It seems as if you know what you are doing, so it is really your decision as to where you go with dosing adjustments. Nobody here is going to have a feel for your tank and flows around it better than you.
If you feel growth should be a little more dynamic, try carefully tweaking the CO2 up a...
Paul, I promise to do my best to get round yours next weekend. :wink:
Nobody is holding anything back. UKAPS was set up to promote the hobby. Nevertheless, it is always hard to diagnose peoples` problems with just pics and words. For all we know, people may have messed up their fert...
Try shopping around nry. I can get a 3kg bottle for Â£10 from a place that supplies pubs, welding shops etc.
Whether you can get away with just liquid carbon and the lighting you have....BBA and staghorn will let you know. That is the beauty of algae, it tells you so much more than any test...
Provided you keep the water column fertilised (and TPN+ is well regarded for this), you shouldn`t need to mess around with root tabs. Having said that, I think some find TPN+ a little light on P, but I can`t speak from experience on this.
Chlorophyll requires N for it to be formed, so my guess is that your Rotala will become deficient in chlorophyll, and the redness from anthocyanins becomes predominant.
We all know chlorophyll gives plants a green pigment, so you are limiting this. You are walking a fine line with your N, in...
I have had a go at growing algae in RO water and sunlight, but I did this to show myself that high nitrates and phosphates don`t trigger algae, and that algae can thrive in a nutrient deficient environment, suggesting that nitrate and phosphate removers are a waste of money.
So we have algae spores sat in our tanks like ticking time bombs, waiting for the trigger mechanism to operate.....then we have an algae explosion.
What determines the type of algae that results? I know for sure that any CO2 problems in my tanks result in BBA and staghorn. A new tank...
I wish people would observe what is going on in their tanks a bit more. :D I hate to see any algae in my tanks, but it is a far better indicator of conditions than any coloured liquid in a test tube.
Fabrique Belgique, Rodney!
That`s an interesting write up, Clive. Algae spores looking purely for light and ammonia makes a lot of sense when I consider what it is exactly that I have done to trigger an algae bloom.

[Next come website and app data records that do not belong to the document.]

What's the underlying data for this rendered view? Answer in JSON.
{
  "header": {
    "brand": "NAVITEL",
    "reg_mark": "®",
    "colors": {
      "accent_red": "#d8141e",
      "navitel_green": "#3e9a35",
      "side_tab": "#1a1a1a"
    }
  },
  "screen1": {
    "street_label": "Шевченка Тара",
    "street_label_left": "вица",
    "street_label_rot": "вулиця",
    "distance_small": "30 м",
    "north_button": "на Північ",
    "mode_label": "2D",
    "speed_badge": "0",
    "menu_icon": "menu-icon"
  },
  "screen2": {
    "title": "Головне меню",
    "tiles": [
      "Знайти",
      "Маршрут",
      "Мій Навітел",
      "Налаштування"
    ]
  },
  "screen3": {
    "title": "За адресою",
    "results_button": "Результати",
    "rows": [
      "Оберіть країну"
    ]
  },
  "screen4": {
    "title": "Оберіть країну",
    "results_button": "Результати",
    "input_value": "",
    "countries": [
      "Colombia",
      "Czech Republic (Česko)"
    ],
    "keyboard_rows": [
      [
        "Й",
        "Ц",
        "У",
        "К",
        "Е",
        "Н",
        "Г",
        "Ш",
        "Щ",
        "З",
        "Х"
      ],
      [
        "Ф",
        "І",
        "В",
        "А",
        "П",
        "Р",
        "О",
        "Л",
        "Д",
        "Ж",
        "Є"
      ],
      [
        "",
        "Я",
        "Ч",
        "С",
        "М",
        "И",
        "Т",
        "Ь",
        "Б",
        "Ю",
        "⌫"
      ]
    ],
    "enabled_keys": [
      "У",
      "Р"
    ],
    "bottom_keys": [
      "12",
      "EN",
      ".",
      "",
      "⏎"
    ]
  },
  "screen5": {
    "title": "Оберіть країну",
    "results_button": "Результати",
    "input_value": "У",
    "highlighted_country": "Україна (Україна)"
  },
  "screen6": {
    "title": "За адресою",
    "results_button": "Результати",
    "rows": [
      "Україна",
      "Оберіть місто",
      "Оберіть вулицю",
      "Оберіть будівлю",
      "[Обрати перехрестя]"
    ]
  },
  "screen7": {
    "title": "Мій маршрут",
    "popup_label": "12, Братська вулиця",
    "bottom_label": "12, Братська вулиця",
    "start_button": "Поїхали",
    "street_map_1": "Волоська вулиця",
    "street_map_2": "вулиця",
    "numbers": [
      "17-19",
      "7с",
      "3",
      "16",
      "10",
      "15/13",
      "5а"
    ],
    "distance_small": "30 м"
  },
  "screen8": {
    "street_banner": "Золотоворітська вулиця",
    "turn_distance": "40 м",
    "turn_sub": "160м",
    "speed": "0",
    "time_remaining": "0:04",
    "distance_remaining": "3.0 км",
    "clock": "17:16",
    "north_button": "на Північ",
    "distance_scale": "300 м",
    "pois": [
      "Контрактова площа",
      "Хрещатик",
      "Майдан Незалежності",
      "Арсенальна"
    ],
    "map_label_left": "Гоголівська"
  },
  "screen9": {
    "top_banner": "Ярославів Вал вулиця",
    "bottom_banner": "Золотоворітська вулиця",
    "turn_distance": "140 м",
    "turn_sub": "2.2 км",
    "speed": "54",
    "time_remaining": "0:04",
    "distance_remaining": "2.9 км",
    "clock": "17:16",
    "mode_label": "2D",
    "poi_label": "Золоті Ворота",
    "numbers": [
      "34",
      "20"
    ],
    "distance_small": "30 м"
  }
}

Is there a reputable source for this information? Not that I am saying your repuatation isn`t sufficient...
Funny you should mention "heavy root feeders", Clive, as I have had my doubts about this phrase, too.
My 60cm has just been rescaped, and I have made a point of planting some crypts in Aqua Soil, and some in to inert sand. I suspect the plants in the Aqua Soil will do better, but I also suspect...
There was only Excel at one point, but then Easycarbo came along as an alternative. So now you want another alternative. :D
I wonder if their is an alternative to the alternative you are looking for. :?
Amen to that, James. I wonder how many tanks I have seen being started up on TFF, and thought they were doomed to failure due to the lack of fast growing plant mass.
My Juwel Lido was my first ever tank, and I filled it out with fast growing stems. One year down the line, I find I can take...
To be honest, I wasn`t aware of MgSO4 being part of the EI regime.
Extra Mg can be added via GH booster at water change time. This will also supplement Ca levels as well. I have very soft tap water, so I use GH booster to compensate for this.
The Goldfish bit is interesting. My eldest...
Judging by people`s response to my initial question, your most cost effective option would be to buy the powdered trace from AquaEssentials. It would appear to be every bit as good as Tropica Plant Nutrition.
Has anybody noticed any significant improvement in dosing Tropica trace as opposed to powdered trace from AquaEssentials?
I have tried both, but I haven`t seen any real difference at all, and certainly not enough to justify the cost of continuing to use Tropica.
It would be interesting to hear...